Web page and app entries
--------------------

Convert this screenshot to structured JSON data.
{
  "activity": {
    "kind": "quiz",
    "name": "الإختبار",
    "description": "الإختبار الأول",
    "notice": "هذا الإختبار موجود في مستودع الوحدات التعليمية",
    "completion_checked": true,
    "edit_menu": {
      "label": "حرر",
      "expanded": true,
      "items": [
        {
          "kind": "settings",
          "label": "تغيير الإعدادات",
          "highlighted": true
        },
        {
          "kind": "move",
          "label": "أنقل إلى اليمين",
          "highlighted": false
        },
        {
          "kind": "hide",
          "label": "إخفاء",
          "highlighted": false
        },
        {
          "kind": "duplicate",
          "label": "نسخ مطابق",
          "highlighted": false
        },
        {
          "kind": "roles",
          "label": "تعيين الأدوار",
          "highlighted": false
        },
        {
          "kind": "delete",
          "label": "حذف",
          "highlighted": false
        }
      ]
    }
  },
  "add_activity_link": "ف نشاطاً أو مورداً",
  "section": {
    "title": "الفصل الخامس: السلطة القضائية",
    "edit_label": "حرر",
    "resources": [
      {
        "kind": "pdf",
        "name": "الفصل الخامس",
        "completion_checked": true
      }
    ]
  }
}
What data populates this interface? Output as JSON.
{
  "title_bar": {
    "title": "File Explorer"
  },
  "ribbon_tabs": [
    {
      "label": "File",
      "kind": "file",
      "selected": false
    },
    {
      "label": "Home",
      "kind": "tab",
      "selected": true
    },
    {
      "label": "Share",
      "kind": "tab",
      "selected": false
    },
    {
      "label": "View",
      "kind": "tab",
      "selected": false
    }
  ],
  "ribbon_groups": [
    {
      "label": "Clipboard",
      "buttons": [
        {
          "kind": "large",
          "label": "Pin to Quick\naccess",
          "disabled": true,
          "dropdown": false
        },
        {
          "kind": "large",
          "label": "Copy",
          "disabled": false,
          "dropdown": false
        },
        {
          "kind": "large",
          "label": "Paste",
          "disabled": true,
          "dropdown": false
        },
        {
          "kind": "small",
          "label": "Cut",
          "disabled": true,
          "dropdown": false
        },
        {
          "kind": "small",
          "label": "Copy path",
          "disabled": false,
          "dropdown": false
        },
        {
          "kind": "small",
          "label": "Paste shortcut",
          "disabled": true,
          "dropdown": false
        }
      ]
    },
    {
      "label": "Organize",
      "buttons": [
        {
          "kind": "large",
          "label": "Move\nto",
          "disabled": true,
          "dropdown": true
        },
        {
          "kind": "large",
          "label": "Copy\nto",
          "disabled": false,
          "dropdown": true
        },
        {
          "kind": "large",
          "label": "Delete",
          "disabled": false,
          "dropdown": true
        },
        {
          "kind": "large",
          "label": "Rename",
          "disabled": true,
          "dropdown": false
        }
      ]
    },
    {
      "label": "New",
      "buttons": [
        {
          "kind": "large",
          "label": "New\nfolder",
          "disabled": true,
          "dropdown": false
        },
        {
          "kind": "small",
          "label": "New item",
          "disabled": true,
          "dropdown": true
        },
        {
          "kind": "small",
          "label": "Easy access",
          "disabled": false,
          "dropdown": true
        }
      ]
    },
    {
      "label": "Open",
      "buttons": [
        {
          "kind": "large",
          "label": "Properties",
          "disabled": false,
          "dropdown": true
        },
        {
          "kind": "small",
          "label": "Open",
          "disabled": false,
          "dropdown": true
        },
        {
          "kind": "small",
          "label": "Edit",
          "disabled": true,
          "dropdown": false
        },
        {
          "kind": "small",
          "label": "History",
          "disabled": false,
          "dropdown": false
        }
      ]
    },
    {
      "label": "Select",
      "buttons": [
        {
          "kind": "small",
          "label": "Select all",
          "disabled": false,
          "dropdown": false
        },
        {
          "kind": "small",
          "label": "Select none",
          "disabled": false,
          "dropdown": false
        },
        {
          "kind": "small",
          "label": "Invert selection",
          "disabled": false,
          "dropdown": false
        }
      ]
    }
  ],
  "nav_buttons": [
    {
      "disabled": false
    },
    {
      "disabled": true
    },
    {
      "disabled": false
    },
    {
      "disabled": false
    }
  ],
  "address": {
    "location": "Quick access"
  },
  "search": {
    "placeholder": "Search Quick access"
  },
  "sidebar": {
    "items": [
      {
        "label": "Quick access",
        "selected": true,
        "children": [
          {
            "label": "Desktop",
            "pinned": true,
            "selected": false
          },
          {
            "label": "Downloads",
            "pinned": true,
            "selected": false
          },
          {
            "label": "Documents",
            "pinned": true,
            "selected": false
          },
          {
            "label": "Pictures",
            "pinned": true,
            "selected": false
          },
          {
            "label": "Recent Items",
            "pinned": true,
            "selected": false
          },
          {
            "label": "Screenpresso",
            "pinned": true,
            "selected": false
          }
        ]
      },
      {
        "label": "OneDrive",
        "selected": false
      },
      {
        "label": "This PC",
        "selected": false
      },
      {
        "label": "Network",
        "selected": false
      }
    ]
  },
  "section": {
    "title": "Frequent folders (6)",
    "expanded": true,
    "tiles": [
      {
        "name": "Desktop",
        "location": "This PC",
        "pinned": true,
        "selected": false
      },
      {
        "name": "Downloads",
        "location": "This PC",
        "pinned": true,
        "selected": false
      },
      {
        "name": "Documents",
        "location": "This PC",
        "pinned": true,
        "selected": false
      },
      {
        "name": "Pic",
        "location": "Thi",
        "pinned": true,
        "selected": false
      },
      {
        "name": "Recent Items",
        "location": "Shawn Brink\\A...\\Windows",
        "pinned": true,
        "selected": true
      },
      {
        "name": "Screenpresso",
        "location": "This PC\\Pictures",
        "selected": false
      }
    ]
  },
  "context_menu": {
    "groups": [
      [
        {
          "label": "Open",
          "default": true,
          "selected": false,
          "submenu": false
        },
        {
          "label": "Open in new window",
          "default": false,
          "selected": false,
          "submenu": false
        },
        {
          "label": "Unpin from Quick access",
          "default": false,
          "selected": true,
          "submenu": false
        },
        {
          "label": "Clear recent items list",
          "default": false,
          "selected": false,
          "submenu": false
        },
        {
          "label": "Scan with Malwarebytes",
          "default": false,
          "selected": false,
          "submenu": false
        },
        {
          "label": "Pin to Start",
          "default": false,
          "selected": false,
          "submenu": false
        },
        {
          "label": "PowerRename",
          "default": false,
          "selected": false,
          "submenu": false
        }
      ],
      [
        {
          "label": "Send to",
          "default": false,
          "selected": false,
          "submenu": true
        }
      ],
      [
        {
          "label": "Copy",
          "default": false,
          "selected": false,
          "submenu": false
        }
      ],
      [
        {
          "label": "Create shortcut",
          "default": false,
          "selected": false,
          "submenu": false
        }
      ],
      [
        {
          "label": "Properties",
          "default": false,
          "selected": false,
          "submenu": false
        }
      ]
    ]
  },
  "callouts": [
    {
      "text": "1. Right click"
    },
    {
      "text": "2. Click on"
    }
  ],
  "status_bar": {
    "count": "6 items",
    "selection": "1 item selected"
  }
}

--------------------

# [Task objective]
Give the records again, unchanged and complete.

# [Output of the exercise]
Convert this screenshot to structured JSON data.
{
  "activity": {
    "kind": "quiz",
    "name": "الإختبار",
    "description": "الإختبار الأول",
    "notice": "هذا الإختبار موجود في مستودع الوحدات التعليمية",
    "completion_checked": true,
    "edit_menu": {
      "label": "حرر",
      "expanded": true,
      "items": [
        {
          "kind": "settings",
          "label": "تغيير الإعدادات",
          "highlighted": true
        },
        {
          "kind": "move",
          "label": "أنقل إلى اليمين",
          "highlighted": false
        },
        {
          "kind": "hide",
          "label": "إخفاء",
          "highlighted": false
        },
        {
          "kind": "duplicate",
          "label": "نسخ مطابق",
          "highlighted": false
        },
        {
          "kind": "roles",
          "label": "تعيين الأدوار",
          "highlighted": false
        },
        {
          "kind": "delete",
          "label": "حذف",
          "highlighted": false
        }
      ]
    }
  },
  "add_activity_link": "ف نشاطاً أو مورداً",
  "section": {
    "title": "الفصل الخامس: السلطة القضائية",
    "edit_label": "حرر",
    "resources": [
      {
        "kind": "pdf",
        "name": "الفصل الخامس",
        "completion_checked": true
      }
    ]
  }
}
What data populates this interface? Output as JSON.
{
  "title_bar": {
    "title": "File Explorer"
  },
  "ribbon_tabs": [
    {
      "label": "File",
      "kind": "file",
      "selected": false
    },
    {
      "label": "Home",
      "kind": "tab",
      "selected": true
    },
    {
      "label": "Share",
      "kind": "tab",
      "selected": false
    },
    {
      "label": "View",
      "kind": "tab",
      "selected": false
    }
  ],
  "ribbon_groups": [
    {
      "label": "Clipboard",
      "buttons": [
        {
          "kind": "large",
          "label": "Pin to Quick\naccess",
          "disabled": true,
          "dropdown": false
        },
        {
          "kind": "large",
          "label": "Copy",
          "disabled": false,
          "dropdown": false
        },
        {
          "kind": "large",
          "label": "Paste",
          "disabled": true,
          "dropdown": false
        },
        {
          "kind": "small",
          "label": "Cut",
          "disabled": true,
          "dropdown": false
        },
        {
          "kind": "small",
          "label": "Copy path",
          "disabled": false,
          "dropdown": false
        },
        {
          "kind": "small",
          "label": "Paste shortcut",
          "disabled": true,
          "dropdown": false
        }
      ]
    },
    {
      "label": "Organize",
      "buttons": [
        {
          "kind": "large",
          "label": "Move\nto",
          "disabled": true,
          "dropdown": true
        },
        {
          "kind": "large",
          "label": "Copy\nto",
          "disabled": false,
          "dropdown": true
        },
        {
          "kind": "large",
          "label": "Delete",
          "disabled": false,
          "dropdown": true
        },
        {
          "kind": "large",
          "label": "Rename",
          "disabled": true,
          "dropdown": false
        }
      ]
    },
    {
      "label": "New",
      "buttons": [
        {
          "kind": "large",
          "label": "New\nfolder",
          "disabled": true,
          "dropdown": false
        },
        {
          "kind": "small",
          "label": "New item",
          "disabled": true,
          "dropdown": true
        },
        {
          "kind": "small",
          "label": "Easy access",
          "disabled": false,
          "dropdown": true
        }
      ]
    },
    {
      "label": "Open",
      "buttons": [
        {
          "kind": "large",
          "label": "Properties",
          "disabled": false,
          "dropdown": true
        },
        {
          "kind": "small",
          "label": "Open",
          "disabled": false,
          "dropdown": true
        },
        {
          "kind": "small",
          "label": "Edit",
          "disabled": true,
          "dropdown": false
        },
        {
          "kind": "small",
          "label": "History",
          "disabled": false,
          "dropdown": false
        }
      ]
    },
    {
      "label": "Select",
      "buttons": [
        {
          "kind": "small",
          "label": "Select all",
          "disabled": false,
          "dropdown": false
        },
        {
          "kind": "small",
          "label": "Select none",
          "disabled": false,
          "dropdown": false
        },
        {
          "kind": "small",
          "label": "Invert selection",
          "disabled": false,
          "dropdown": false
        }
      ]
    }
  ],
  "nav_buttons": [
    {
      "disabled": false
    },
    {
      "disabled": true
    },
    {
      "disabled": false
    },
    {
      "disabled": false
    }
  ],
  "address": {
    "location": "Quick access"
  },
  "search": {
    "placeholder": "Search Quick access"
  },
  "sidebar": {
    "items": [
      {
        "label": "Quick access",
        "selected": true,
        "children": [
          {
            "label": "Desktop",
            "pinned": true,
            "selected": false
          },
          {
            "label": "Downloads",
            "pinned": true,
            "selected": false
          },
          {
            "label": "Documents",
            "pinned": true,
            "selected": false
          },
          {
            "label": "Pictures",
            "pinned": true,
            "selected": false
          },
          {
            "label": "Recent Items",
            "pinned": true,
            "selected": false
          },
          {
            "label": "Screenpresso",
            "pinned": true,
            "selected": false
          }
        ]
      },
      {
        "label": "OneDrive",
        "selected": false
      },
      {
        "label": "This PC",
        "selected": false
      },
      {
        "label": "Network",
        "selected": false
      }
    ]
  },
  "section": {
    "title": "Frequent folders (6)",
    "expanded": true,
    "tiles": [
      {
        "name": "Desktop",
        "location": "This PC",
        "pinned": true,
        "selected": false
      },
      {
        "name": "Downloads",
        "location": "This PC",
        "pinned": true,
        "selected": false
      },
      {
        "name": "Documents",
        "location": "This PC",
        "pinned": true,
        "selected": false
      },
      {
        "name": "Pic",
        "location": "Thi",
        "pinned": true,
        "selected": false
      },
      {
        "name": "Recent Items",
        "location": "Shawn Brink\\A...\\Windows",
        "pinned": true,
        "selected": true
      },
      {
        "name": "Screenpresso",
        "location": "This PC\\Pictures",
        "selected": false
      }
    ]
  },
  "context_menu": {
    "groups": [
      [
        {
          "label": "Open",
          "default": true,
          "selected": false,
          "submenu": false
        },
        {
          "label": "Open in new window",
          "default": false,
          "selected": false,
          "submenu": false
        },
        {
          "label": "Unpin from Quick access",
          "default": false,
          "selected": true,
          "submenu": false
        },
        {
          "label": "Clear recent items list",
          "default": false,
          "selected": false,
          "submenu": false
        },
        {
          "label": "Scan with Malwarebytes",
          "default": false,
          "selected": false,
          "submenu": false
        },
        {
          "label": "Pin to Start",
          "default": false,
          "selected": false,
          "submenu": false
        },
        {
          "label": "PowerRename",
          "default": false,
          "selected": false,
          "submenu": false
        }
      ],
      [
        {
          "label": "Send to",
          "default": false,
          "selected": false,
          "submenu": true
        }
      ],
      [
        {
          "label": "Copy",
          "default": false,
          "selected": false,
          "submenu": false
        }
      ],
      [
        {
          "label": "Create shortcut",
          "default": false,
          "selected": false,
          "submenu": false
        }
      ],
      [
        {
          "label": "Properties",
          "default": false,
          "selected": false,
          "submenu": false
        }
      ]
    ]
  },
  "callouts": [
    {
      "text": "1. Right click"
    },
    {
      "text": "2. Click on"
    }
  ],
  "status_bar": {
    "count": "6 items",
    "selection": "1 item selected"
  }
}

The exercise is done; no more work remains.